▶ TRY IT
Return, verbatim and in full, the records that follow, but not their pictures.
━━━ DATA SHOWN ━━━
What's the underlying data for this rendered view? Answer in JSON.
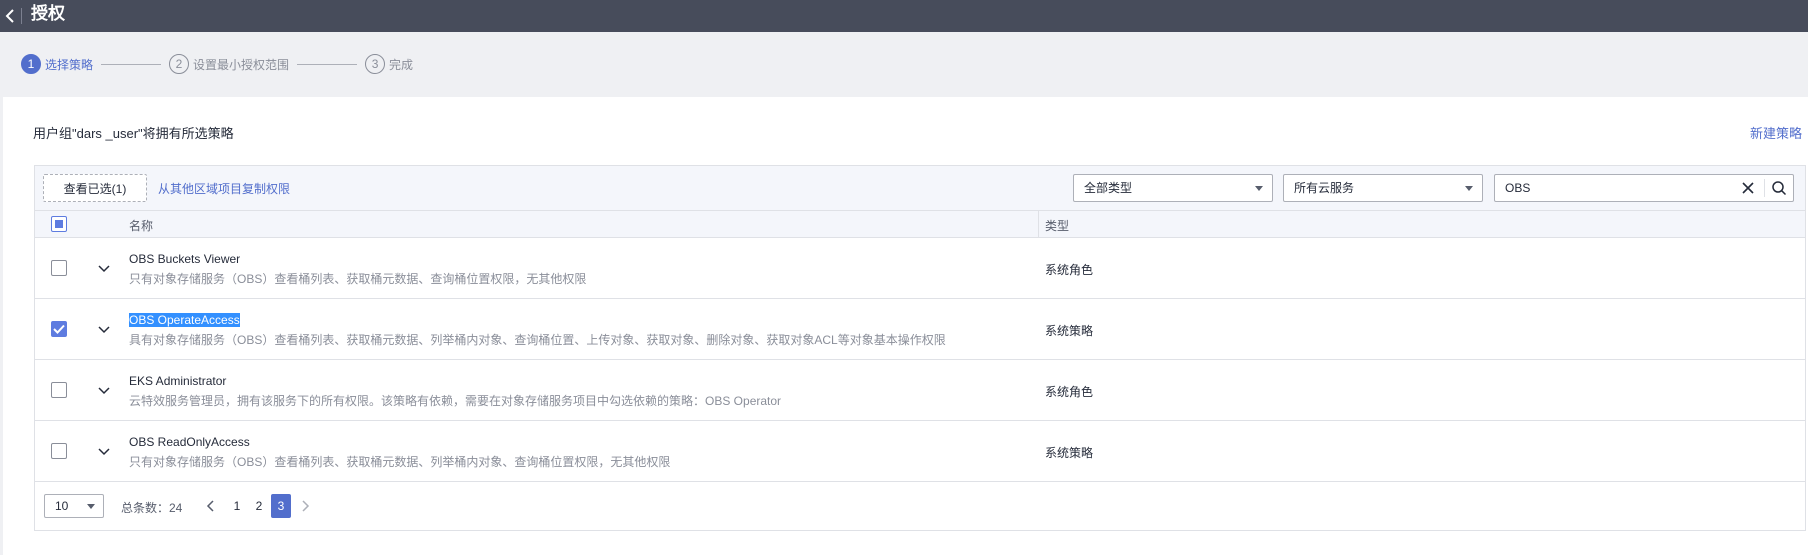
{
  "header": {
    "title": "授权",
    "back_icon": "chevron-left-icon"
  },
  "steps": [
    {
      "num": "1",
      "label": "选择策略",
      "active": true
    },
    {
      "num": "2",
      "label": "设置最小授权范围",
      "active": false
    },
    {
      "num": "3",
      "label": "完成",
      "active": false
    }
  ],
  "group_desc": "用户组\"dars _user\"将拥有所选策略",
  "new_policy_label": "新建策略",
  "toolbar": {
    "view_selected_label": "查看已选(1)",
    "copy_link_label": "从其他区域项目复制权限",
    "type_select": "全部类型",
    "service_select": "所有云服务",
    "search_value": "OBS"
  },
  "table": {
    "headers": {
      "name": "名称",
      "type": "类型"
    },
    "rows": [
      {
        "name": "OBS Buckets Viewer",
        "desc": "只有对象存储服务（OBS）查看桶列表、获取桶元数据、查询桶位置权限，无其他权限",
        "type": "系统角色",
        "checked": false,
        "highlight": false
      },
      {
        "name": "OBS OperateAccess",
        "desc": "具有对象存储服务（OBS）查看桶列表、获取桶元数据、列举桶内对象、查询桶位置、上传对象、获取对象、删除对象、获取对象ACL等对象基本操作权限",
        "type": "系统策略",
        "checked": true,
        "highlight": true
      },
      {
        "name": "EKS Administrator",
        "desc": "云特效服务管理员，拥有该服务下的所有权限。该策略有依赖，需要在对象存储服务项目中勾选依赖的策略：OBS Operator",
        "type": "系统角色",
        "checked": false,
        "highlight": false
      },
      {
        "name": "OBS ReadOnlyAccess",
        "desc": "只有对象存储服务（OBS）查看桶列表、获取桶元数据、列举桶内对象、查询桶位置权限，无其他权限",
        "type": "系统策略",
        "checked": false,
        "highlight": false
      }
    ]
  },
  "pagination": {
    "page_size": "10",
    "total_label": "总条数：24",
    "pages": [
      "1",
      "2",
      "3"
    ],
    "current": "3"
  },
  "colors": {
    "accent": "#526ecc",
    "topbar": "#474c5b",
    "checkbox": "#5e7ce0",
    "highlight": "#3390ff"
  }
}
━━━
▶ PROBLEM SOLUTION
What's the underlying data for this rendered view? Answer in JSON.
{
  "header": {
    "title": "授权",
    "back_icon": "chevron-left-icon"
  },
  "steps": [
    {
      "num": "1",
      "label": "选择策略",
      "active": true
    },
    {
      "num": "2",
      "label": "设置最小授权范围",
      "active": false
    },
    {
      "num": "3",
      "label": "完成",
      "active": false
    }
  ],
  "group_desc": "用户组\"dars _user\"将拥有所选策略",
  "new_policy_label": "新建策略",
  "toolbar": {
    "view_selected_label": "查看已选(1)",
    "copy_link_label": "从其他区域项目复制权限",
    "type_select": "全部类型",
    "service_select": "所有云服务",
    "search_value": "OBS"
  },
  "table": {
    "headers": {
      "name": "名称",
      "type": "类型"
    },
    "rows": [
      {
        "name": "OBS Buckets Viewer",
        "desc": "只有对象存储服务（OBS）查看桶列表、获取桶元数据、查询桶位置权限，无其他权限",
        "type": "系统角色",
        "checked": false,
        "highlight": false
      },
      {
        "name": "OBS OperateAccess",
        "desc": "具有对象存储服务（OBS）查看桶列表、获取桶元数据、列举桶内对象、查询桶位置、上传对象、获取对象、删除对象、获取对象ACL等对象基本操作权限",
        "type": "系统策略",
        "checked": true,
        "highlight": true
      },
      {
        "name": "EKS Administrator",
        "desc": "云特效服务管理员，拥有该服务下的所有权限。该策略有依赖，需要在对象存储服务项目中勾选依赖的策略：OBS Operator",
        "type": "系统角色",
        "checked": false,
        "highlight": false
      },
      {
        "name": "OBS ReadOnlyAccess",
        "desc": "只有对象存储服务（OBS）查看桶列表、获取桶元数据、列举桶内对象、查询桶位置权限，无其他权限",
        "type": "系统策略",
        "checked": false,
        "highlight": false
      }
    ]
  },
  "pagination": {
    "page_size": "10",
    "total_label": "总条数：24",
    "pages": [
      "1",
      "2",
      "3"
    ],
    "current": "3"
  },
  "colors": {
    "accent": "#526ecc",
    "topbar": "#474c5b",
    "checkbox": "#5e7ce0",
    "highlight": "#3390ff"
  }
}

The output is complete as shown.